Which lines in the records below contain the word "Check"? Copy each of them.
★ ★ ★
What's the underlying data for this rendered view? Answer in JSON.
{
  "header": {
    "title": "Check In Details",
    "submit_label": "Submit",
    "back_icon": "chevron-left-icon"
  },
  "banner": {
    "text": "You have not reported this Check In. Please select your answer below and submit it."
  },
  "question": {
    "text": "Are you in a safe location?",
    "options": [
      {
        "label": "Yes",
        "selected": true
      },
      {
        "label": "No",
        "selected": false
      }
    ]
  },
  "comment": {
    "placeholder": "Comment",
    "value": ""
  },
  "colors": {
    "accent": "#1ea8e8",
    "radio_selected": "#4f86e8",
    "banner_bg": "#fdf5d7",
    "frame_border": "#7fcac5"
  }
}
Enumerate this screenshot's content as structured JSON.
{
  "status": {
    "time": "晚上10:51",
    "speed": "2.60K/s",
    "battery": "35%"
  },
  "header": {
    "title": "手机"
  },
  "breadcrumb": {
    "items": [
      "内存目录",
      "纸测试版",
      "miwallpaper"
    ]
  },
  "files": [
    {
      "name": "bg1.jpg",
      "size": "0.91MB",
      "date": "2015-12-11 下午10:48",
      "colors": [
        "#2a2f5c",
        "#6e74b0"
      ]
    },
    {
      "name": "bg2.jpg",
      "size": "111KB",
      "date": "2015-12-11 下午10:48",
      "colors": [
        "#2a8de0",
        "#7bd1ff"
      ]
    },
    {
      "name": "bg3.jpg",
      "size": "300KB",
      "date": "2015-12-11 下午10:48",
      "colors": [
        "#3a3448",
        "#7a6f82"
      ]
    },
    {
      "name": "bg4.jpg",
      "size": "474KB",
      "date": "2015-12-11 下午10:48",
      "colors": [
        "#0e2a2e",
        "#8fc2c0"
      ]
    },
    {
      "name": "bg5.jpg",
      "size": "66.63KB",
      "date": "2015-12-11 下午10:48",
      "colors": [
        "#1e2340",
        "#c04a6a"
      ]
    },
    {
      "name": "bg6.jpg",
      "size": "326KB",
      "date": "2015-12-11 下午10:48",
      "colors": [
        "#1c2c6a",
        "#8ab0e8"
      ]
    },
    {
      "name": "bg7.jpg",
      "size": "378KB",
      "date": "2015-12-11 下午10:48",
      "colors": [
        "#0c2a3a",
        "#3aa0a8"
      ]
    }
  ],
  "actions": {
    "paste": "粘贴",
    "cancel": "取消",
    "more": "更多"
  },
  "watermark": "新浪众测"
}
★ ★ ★
Task solution:
    "title": "Check In Details",
    "text": "You have not reported this Check In. Please select your answer below and submit it."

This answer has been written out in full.